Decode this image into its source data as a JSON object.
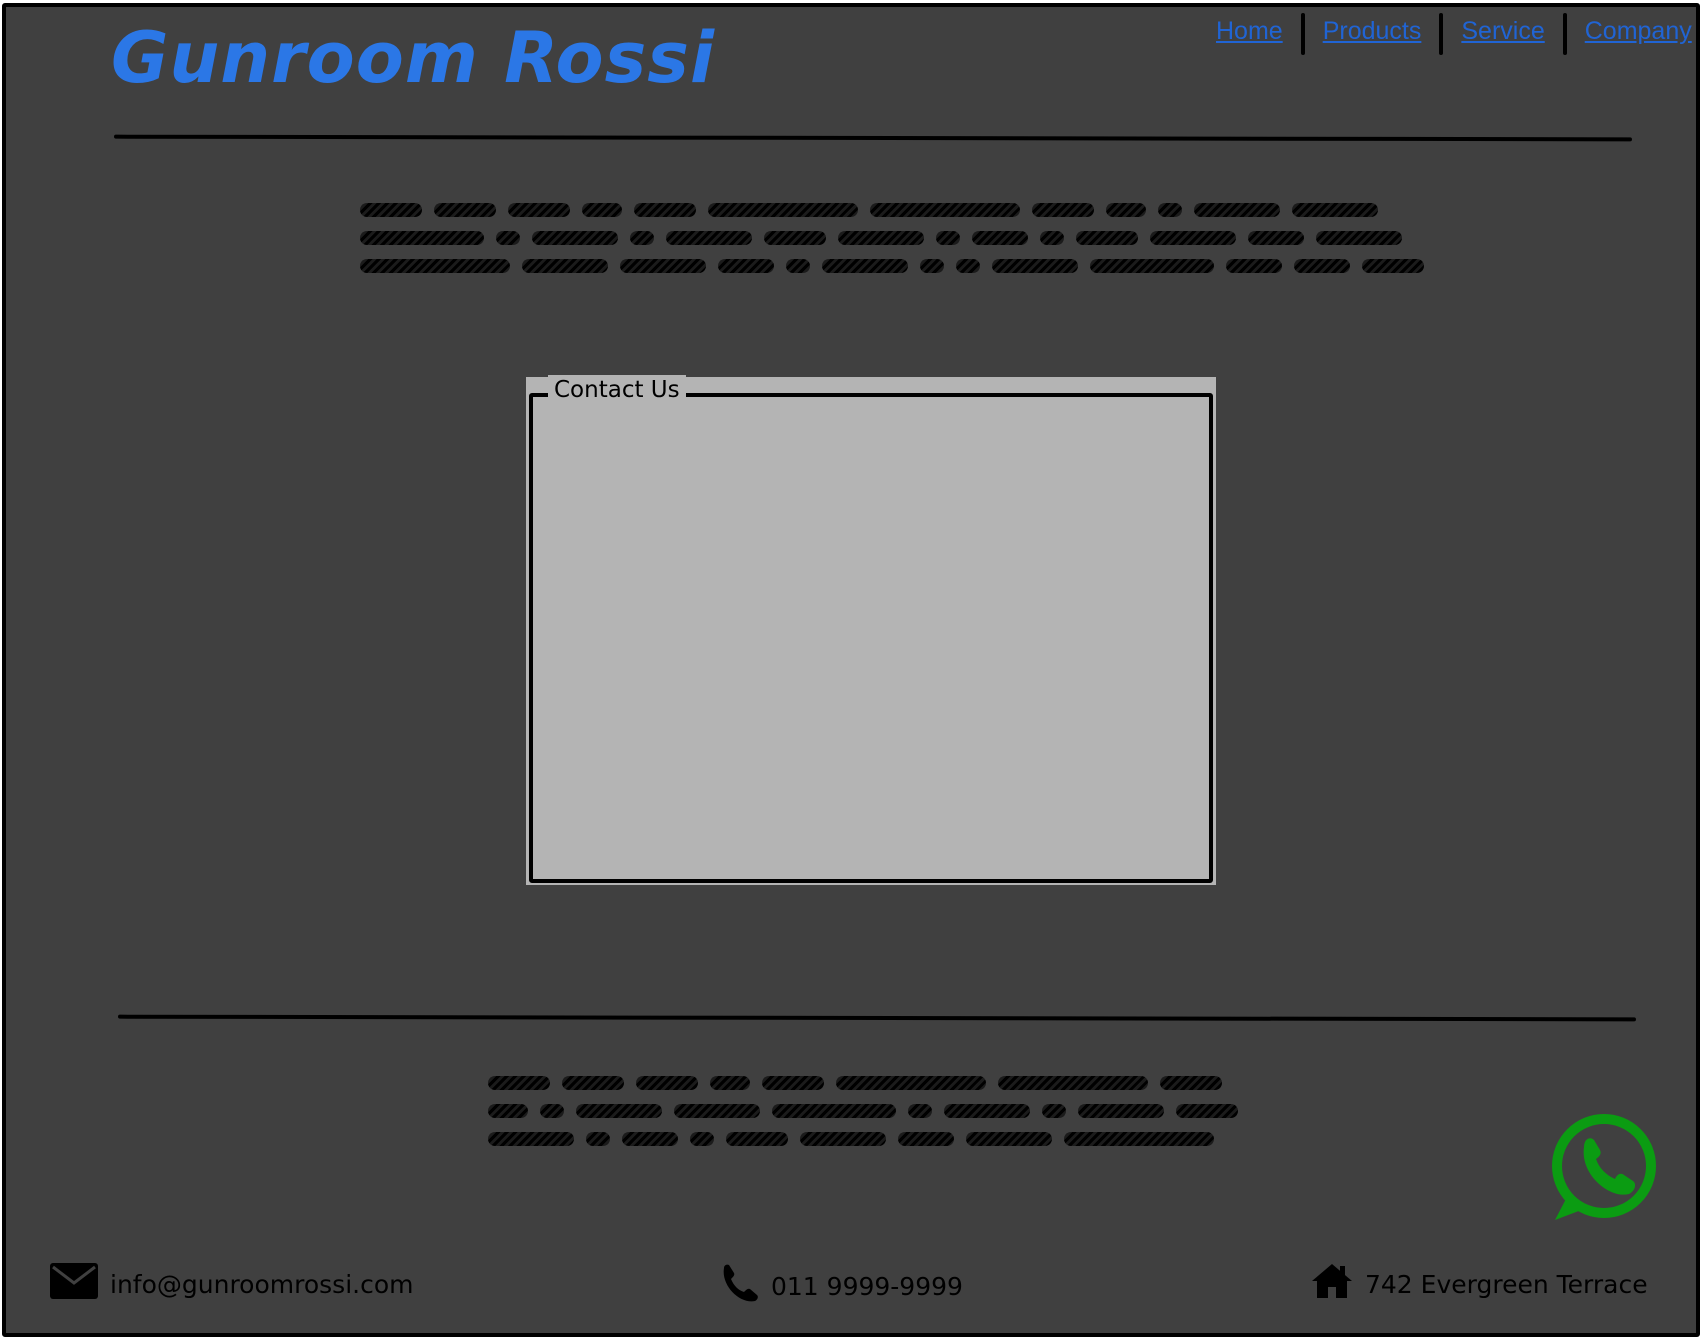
{
  "header": {
    "logo": "Gunroom Rossi",
    "nav": [
      {
        "label": "Home"
      },
      {
        "label": "Products"
      },
      {
        "label": "Service"
      },
      {
        "label": "Company"
      }
    ]
  },
  "contact": {
    "legend": "Contact Us"
  },
  "footer": {
    "email": "info@gunroomrossi.com",
    "phone": "011 9999-9999",
    "address": "742 Evergreen Terrace"
  },
  "icons": {
    "email": "envelope-icon",
    "phone": "phone-icon",
    "address": "home-icon",
    "whatsapp": "whatsapp-icon"
  },
  "colors": {
    "background": "#404040",
    "logo": "#2b77e6",
    "link": "#2064d4",
    "contact_panel": "#b4b4b4",
    "whatsapp": "#0b9c12"
  }
}
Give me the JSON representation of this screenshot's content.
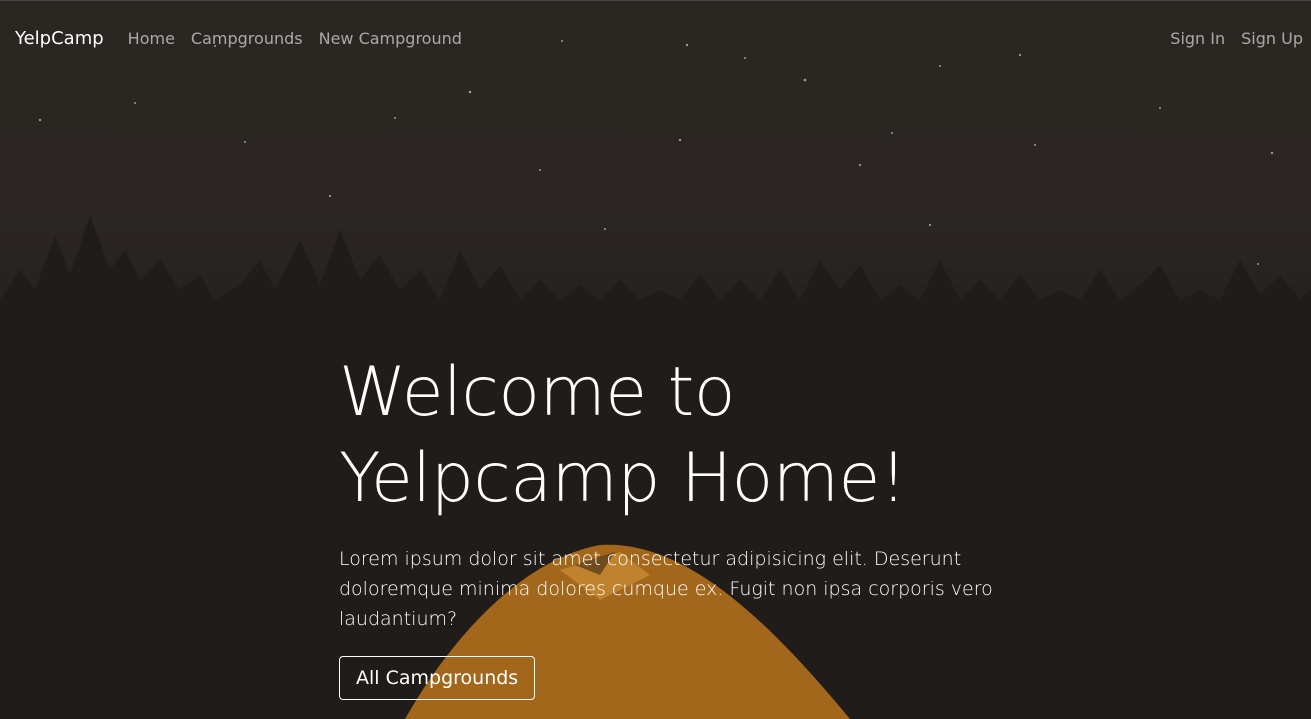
{
  "navbar": {
    "brand": "YelpCamp",
    "links": [
      "Home",
      "Campgrounds",
      "New Campground"
    ],
    "auth": [
      "Sign In",
      "Sign Up"
    ]
  },
  "hero": {
    "title_line1": "Welcome to",
    "title_line2": "Yelpcamp Home!",
    "lead": "Lorem ipsum dolor sit amet consectetur adipisicing elit. Deserunt doloremque minima dolores cumque ex. Fugit non ipsa corporis vero laudantium?",
    "button_label": "All Campgrounds"
  },
  "colors": {
    "overlay": "#1c1a18",
    "tent": "#c27d1e",
    "text": "#ffffff"
  }
}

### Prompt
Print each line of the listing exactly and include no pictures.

### Solution to this task
Decode this image into its source data as a JSON object.
{
  "header": {
    "logo": "Gunroom Rossi",
    "nav": [
      {
        "label": "Home"
      },
      {
        "label": "Products"
      },
      {
        "label": "Service"
      },
      {
        "label": "Company"
      }
    ]
  },
  "contact": {
    "legend": "Contact Us"
  },
  "footer": {
    "email": "info@gunroomrossi.com",
    "phone": "011 9999-9999",
    "address": "742 Evergreen Terrace"
  },
  "icons": {
    "email": "envelope-icon",
    "phone": "phone-icon",
    "address": "home-icon",
    "whatsapp": "whatsapp-icon"
  },
  "colors": {
    "background": "#404040",
    "logo": "#2b77e6",
    "link": "#2064d4",
    "contact_panel": "#b4b4b4",
    "whatsapp": "#0b9c12"
  }
}
Give me the JSON representation of this screenshot's content.
{
  "navbar": {
    "brand": "YelpCamp",
    "links": [
      "Home",
      "Campgrounds",
      "New Campground"
    ],
    "auth": [
      "Sign In",
      "Sign Up"
    ]
  },
  "hero": {
    "title_line1": "Welcome to",
    "title_line2": "Yelpcamp Home!",
    "lead": "Lorem ipsum dolor sit amet consectetur adipisicing elit. Deserunt doloremque minima dolores cumque ex. Fugit non ipsa corporis vero laudantium?",
    "button_label": "All Campgrounds"
  },
  "colors": {
    "overlay": "#1c1a18",
    "tent": "#c27d1e",
    "text": "#ffffff"
  }
}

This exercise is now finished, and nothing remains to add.